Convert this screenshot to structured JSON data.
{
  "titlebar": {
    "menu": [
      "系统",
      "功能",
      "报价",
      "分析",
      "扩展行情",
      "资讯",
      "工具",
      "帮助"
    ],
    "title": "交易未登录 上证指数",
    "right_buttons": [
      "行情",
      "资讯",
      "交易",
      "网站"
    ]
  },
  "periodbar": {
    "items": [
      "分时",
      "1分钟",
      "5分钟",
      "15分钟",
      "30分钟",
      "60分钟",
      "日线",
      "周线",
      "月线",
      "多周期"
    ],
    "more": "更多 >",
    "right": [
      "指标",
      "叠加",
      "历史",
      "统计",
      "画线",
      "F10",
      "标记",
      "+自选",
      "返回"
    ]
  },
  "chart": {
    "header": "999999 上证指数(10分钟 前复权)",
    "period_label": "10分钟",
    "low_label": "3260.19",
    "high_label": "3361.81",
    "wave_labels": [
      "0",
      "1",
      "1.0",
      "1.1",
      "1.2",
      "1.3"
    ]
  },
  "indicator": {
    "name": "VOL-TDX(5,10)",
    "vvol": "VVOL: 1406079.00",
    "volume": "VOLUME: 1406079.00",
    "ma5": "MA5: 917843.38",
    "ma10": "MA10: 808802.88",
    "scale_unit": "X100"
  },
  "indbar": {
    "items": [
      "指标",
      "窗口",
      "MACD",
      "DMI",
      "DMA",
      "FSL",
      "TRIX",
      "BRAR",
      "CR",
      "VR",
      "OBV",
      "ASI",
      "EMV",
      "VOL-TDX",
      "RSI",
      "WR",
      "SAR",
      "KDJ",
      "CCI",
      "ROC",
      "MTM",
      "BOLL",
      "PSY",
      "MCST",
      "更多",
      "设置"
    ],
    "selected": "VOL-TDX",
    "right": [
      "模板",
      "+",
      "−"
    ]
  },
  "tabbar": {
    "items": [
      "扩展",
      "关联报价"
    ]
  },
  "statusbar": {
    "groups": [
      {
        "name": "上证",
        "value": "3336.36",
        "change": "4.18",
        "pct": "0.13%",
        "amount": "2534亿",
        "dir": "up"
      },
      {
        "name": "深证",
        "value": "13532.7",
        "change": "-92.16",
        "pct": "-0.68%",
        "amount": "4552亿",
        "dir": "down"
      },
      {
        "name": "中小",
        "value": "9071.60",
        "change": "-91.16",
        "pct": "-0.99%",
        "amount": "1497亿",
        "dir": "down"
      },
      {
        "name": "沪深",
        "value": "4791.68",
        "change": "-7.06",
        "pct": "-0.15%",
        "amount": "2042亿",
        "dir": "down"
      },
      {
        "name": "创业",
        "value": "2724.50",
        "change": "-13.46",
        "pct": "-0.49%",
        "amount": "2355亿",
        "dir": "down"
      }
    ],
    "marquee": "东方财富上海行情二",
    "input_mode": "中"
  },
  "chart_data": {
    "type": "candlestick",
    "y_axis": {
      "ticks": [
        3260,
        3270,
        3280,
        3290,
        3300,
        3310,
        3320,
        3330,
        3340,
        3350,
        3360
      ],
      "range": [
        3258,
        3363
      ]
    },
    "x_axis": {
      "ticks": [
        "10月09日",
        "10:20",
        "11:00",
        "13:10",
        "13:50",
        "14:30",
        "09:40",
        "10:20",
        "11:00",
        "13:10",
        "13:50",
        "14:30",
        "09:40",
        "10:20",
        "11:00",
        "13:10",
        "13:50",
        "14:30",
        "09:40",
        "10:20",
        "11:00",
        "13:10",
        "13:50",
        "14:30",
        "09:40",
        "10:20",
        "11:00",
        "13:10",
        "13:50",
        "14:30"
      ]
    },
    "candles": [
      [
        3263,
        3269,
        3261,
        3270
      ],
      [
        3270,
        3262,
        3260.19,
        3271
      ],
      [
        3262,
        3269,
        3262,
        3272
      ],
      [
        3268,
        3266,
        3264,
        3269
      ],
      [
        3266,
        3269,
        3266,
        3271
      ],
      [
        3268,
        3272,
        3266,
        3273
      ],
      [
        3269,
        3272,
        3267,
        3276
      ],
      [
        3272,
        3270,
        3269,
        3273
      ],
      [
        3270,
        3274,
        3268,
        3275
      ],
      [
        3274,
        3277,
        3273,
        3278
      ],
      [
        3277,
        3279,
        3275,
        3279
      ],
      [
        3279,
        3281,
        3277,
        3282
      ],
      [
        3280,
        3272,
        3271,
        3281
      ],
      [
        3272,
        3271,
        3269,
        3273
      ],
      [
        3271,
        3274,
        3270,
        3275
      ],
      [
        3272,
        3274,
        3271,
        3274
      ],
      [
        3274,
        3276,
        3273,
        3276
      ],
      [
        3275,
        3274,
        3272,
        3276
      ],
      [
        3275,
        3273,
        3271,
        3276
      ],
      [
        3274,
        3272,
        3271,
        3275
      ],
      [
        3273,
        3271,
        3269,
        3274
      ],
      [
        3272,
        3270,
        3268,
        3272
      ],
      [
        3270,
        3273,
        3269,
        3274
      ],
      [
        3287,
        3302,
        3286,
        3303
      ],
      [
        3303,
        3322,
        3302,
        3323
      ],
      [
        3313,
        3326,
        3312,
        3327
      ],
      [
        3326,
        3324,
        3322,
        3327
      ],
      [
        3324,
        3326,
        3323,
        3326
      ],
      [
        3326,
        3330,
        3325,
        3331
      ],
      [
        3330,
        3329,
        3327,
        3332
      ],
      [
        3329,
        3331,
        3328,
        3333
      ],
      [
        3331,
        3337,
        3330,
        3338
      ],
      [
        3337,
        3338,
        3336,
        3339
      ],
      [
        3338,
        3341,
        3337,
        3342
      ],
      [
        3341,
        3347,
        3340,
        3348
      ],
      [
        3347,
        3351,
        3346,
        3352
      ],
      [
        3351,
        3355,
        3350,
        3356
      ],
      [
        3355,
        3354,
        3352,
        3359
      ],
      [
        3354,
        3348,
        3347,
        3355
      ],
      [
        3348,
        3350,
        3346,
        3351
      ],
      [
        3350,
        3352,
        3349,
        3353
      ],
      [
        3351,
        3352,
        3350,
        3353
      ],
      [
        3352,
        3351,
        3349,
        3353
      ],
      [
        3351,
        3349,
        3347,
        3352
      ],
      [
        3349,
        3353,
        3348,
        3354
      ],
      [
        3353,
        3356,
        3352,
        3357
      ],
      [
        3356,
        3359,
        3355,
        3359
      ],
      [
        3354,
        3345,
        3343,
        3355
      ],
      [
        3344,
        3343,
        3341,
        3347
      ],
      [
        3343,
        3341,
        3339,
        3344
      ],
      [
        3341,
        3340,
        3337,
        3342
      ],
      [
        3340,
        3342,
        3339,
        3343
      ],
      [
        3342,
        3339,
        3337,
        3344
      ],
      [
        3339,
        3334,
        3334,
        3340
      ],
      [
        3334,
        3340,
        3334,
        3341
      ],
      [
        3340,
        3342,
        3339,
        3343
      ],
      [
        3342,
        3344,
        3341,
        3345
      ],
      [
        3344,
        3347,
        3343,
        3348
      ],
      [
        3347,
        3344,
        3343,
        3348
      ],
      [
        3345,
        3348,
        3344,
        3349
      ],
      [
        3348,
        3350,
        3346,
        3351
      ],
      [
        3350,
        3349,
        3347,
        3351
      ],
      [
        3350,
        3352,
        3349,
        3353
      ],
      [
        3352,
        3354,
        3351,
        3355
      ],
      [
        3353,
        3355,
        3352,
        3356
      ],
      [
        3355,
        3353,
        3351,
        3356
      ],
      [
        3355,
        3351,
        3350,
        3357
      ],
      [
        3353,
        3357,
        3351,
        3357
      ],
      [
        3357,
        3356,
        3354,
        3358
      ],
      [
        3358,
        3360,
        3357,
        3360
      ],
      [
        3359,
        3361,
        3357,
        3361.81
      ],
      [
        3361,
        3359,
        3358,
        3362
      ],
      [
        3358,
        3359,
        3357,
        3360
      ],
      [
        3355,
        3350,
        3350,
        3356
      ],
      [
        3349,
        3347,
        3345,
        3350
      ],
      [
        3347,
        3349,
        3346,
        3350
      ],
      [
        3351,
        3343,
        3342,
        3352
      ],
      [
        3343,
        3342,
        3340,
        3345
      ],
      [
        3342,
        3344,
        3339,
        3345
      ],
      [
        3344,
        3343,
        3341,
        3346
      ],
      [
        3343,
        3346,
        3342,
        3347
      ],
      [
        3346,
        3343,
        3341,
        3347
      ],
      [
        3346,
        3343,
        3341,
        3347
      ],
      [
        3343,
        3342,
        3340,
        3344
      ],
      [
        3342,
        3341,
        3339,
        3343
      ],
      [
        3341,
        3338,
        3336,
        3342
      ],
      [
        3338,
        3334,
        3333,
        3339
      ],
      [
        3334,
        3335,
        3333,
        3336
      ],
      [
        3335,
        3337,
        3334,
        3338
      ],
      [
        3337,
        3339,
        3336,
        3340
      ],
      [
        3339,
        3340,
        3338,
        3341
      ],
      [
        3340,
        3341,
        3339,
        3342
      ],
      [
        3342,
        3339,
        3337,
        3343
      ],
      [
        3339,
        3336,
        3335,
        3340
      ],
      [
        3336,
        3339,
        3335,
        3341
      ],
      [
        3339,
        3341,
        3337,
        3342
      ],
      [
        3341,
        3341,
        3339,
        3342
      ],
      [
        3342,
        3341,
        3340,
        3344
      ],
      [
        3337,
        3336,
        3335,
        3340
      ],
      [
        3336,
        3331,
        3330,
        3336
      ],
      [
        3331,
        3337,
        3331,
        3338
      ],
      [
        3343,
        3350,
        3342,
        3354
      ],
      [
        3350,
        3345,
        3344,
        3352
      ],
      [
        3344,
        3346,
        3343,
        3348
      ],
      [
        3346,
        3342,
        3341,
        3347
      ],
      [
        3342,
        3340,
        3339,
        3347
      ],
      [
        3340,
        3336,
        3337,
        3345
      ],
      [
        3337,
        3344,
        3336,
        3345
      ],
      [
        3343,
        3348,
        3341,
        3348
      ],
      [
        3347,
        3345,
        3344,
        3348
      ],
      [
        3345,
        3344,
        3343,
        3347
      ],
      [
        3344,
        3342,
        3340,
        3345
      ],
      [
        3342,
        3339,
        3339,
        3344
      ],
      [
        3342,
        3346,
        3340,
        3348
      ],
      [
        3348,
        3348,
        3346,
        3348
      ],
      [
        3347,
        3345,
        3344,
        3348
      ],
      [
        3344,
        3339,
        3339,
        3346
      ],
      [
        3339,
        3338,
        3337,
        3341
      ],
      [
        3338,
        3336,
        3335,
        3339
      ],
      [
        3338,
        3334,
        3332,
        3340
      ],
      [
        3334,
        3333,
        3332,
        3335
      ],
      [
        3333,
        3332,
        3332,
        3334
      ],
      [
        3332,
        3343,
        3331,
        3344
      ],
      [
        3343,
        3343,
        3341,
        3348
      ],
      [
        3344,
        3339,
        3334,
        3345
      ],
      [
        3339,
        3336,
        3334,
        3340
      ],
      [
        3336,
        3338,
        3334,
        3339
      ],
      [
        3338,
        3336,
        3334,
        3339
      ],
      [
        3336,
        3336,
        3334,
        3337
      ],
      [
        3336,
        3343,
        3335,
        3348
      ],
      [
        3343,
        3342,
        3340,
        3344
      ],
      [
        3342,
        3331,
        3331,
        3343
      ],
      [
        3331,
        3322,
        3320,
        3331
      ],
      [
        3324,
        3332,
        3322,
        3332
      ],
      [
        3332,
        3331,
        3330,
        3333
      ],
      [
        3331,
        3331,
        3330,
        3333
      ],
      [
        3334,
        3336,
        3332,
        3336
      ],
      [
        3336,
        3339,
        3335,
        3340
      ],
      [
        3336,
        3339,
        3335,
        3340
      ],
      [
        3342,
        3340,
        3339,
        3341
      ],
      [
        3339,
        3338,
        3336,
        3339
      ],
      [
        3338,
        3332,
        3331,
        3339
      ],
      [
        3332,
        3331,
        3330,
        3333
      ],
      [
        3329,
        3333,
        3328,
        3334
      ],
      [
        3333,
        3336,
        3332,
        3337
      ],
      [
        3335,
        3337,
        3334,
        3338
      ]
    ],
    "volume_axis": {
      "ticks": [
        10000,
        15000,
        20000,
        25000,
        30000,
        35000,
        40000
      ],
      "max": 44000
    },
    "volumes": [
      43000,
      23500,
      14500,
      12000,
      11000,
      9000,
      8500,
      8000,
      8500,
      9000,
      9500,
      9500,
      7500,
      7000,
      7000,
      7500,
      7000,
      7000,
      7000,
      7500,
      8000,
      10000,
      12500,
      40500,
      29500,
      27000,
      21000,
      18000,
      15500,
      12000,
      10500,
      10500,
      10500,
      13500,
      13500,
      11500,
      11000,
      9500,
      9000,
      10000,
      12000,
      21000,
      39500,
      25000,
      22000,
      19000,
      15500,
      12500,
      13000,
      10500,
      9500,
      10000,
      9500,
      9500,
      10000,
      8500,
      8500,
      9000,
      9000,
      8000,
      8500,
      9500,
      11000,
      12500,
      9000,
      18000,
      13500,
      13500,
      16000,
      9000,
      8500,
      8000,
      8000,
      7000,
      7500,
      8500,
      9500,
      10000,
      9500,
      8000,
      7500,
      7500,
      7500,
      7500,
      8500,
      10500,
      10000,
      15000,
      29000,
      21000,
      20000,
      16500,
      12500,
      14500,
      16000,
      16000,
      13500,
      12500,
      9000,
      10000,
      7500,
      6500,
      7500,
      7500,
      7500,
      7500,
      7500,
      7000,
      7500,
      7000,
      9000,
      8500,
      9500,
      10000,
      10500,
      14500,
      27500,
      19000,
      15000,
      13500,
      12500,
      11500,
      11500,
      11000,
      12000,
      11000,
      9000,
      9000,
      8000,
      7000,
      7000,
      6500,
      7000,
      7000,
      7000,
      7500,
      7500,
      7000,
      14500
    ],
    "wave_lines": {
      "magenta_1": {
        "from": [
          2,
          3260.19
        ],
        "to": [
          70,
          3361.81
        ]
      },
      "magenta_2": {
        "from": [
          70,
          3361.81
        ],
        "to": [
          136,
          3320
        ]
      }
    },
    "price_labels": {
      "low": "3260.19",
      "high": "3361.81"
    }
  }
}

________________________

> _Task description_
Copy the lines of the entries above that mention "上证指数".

> _Solution_
    "title": "交易未登录 上证指数",
    "header": "999999 上证指数(10分钟 前复权)",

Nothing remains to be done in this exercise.